In Laos the strike capability began with Project “Mill Pond,” a CIA operation utilizing B-26 bombers with air force crews seconded to the agency and flying in civilian clothes The ubiquitous Aderholt organized Mill Pond too. And when he returned to the United States, promoted colonel, this officer briefly commanded the First Air Commando Wing, the air force’s initial venture with a full-scale counterinsurgency unit, along the lines of those who’d flown in Burma during World War II. Wing mixed together fighter-bombers, transports, and liaison aircraft, and it became the parent organization for Farm Gate.
A major innovation of air force special warfare during the Vietnam War was the gunship. This was a large aircraft-the C-47 would be the first used, followed by the C-119 and then the C-130-providing a stable platform for side- and/or front-firing heavy weapons and cannon, soon supplemented by electronic systems for targeting. The early C-47 version got the nickname “Puff the Magic Dragon.” When these aircraft entered the force they went to the First Wing. More advanced planes joined the Fourteenth and Twenty-Fourth Wings. All of them were redesignated special operations wings in 1968. The gunships were especially effective in helping to defend outposts or patrols that were under attack, and in armed reconnaissance missions along the Ho Chi Minh Trail. The gunships became established elements of air Special Forces. By 1966 there were six thousand men and 550 aircraft assigned to air special operations.
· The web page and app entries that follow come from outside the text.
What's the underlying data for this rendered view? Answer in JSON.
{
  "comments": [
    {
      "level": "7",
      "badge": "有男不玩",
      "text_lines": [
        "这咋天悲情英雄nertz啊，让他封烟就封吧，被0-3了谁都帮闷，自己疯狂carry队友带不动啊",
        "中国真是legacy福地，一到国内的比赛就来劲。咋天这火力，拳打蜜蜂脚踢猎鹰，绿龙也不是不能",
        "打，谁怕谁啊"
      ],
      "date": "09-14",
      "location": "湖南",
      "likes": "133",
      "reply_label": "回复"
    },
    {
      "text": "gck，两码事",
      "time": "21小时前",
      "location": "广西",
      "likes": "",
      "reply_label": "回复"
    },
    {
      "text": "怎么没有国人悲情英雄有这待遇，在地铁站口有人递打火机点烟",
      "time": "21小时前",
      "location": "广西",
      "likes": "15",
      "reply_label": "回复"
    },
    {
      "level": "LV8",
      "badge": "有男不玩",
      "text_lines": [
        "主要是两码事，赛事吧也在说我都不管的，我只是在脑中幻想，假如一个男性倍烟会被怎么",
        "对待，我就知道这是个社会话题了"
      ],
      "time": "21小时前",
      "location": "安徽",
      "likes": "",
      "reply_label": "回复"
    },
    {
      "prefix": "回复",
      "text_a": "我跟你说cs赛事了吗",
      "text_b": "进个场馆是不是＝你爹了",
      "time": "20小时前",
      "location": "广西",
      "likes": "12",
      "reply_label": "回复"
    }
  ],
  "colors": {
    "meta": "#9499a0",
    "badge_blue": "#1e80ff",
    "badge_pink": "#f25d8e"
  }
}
Air force special operations, reassigned to the Tactical Air Command, which remained dominated by a mafia of jet fighter pilots who had risen through the Vietnam air campaigns, had held on. It had even developed a new capability-unconventional warriors akin to the army’s old airborne “pathfinders,” airmen who would drop in to a target ahead of mission aircraft and mark it for aircraft landings, the insertion of troops, or be ground observers guiding air strikes. These warriors would not get their name of “Special Tactics Units” until the 1980s-at this time they were known simply as “Brand X”-but they already had the capacity to work alongside Navy and Army Special Forces. With the new units came new terminology, reflecting more closely the multiservice nature of the troops, no longer known simply as Special Forces but as “Special Operations Forces,” the name that is familiar today.